Copy every entry verbatim and skip the pictures.

*-*-*

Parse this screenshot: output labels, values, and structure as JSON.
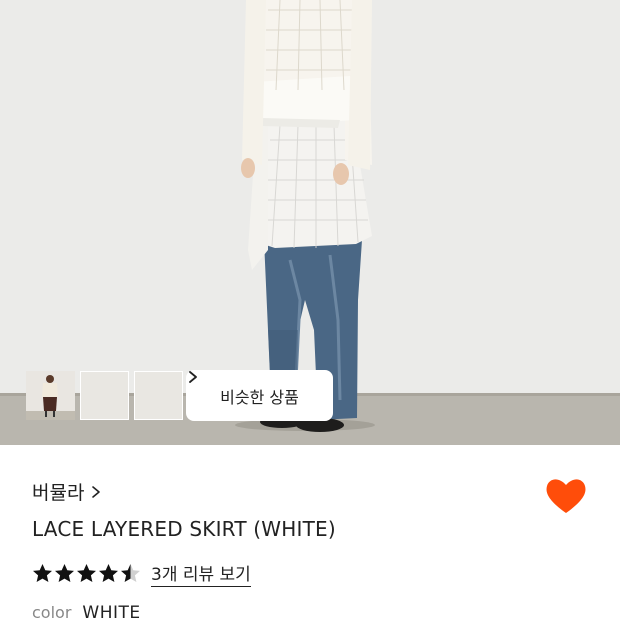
{
  "gallery": {
    "similar_button_label": "비슷한 상품",
    "thumbnails": [
      {
        "alt": "model-photo-1"
      },
      {
        "alt": "model-photo-2"
      },
      {
        "alt": "model-photo-3"
      }
    ]
  },
  "product": {
    "brand": "버뮬라",
    "title": "LACE LAYERED SKIRT (WHITE)",
    "rating": 4.5,
    "review_link": "3개 리뷰 보기",
    "color_label": "color",
    "color_value": "WHITE",
    "wishlisted": true
  },
  "colors": {
    "heart": "#ff4d0a",
    "text": "#222222",
    "muted": "#888888"
  },
  "icons": {
    "brand_chevron": "chevron-right-icon",
    "similar_chevron": "chevron-right-icon",
    "wishlist": "heart-icon",
    "star": "star-icon"
  }
}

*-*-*

ANSWER SECTION:
Parse this screenshot: output labels, values, and structure as JSON.
{
  "gallery": {
    "similar_button_label": "비슷한 상품",
    "thumbnails": [
      {
        "alt": "model-photo-1"
      },
      {
        "alt": "model-photo-2"
      },
      {
        "alt": "model-photo-3"
      }
    ]
  },
  "product": {
    "brand": "버뮬라",
    "title": "LACE LAYERED SKIRT (WHITE)",
    "rating": 4.5,
    "review_link": "3개 리뷰 보기",
    "color_label": "color",
    "color_value": "WHITE",
    "wishlisted": true
  },
  "colors": {
    "heart": "#ff4d0a",
    "text": "#222222",
    "muted": "#888888"
  },
  "icons": {
    "brand_chevron": "chevron-right-icon",
    "similar_chevron": "chevron-right-icon",
    "wishlist": "heart-icon",
    "star": "star-icon"
  }
}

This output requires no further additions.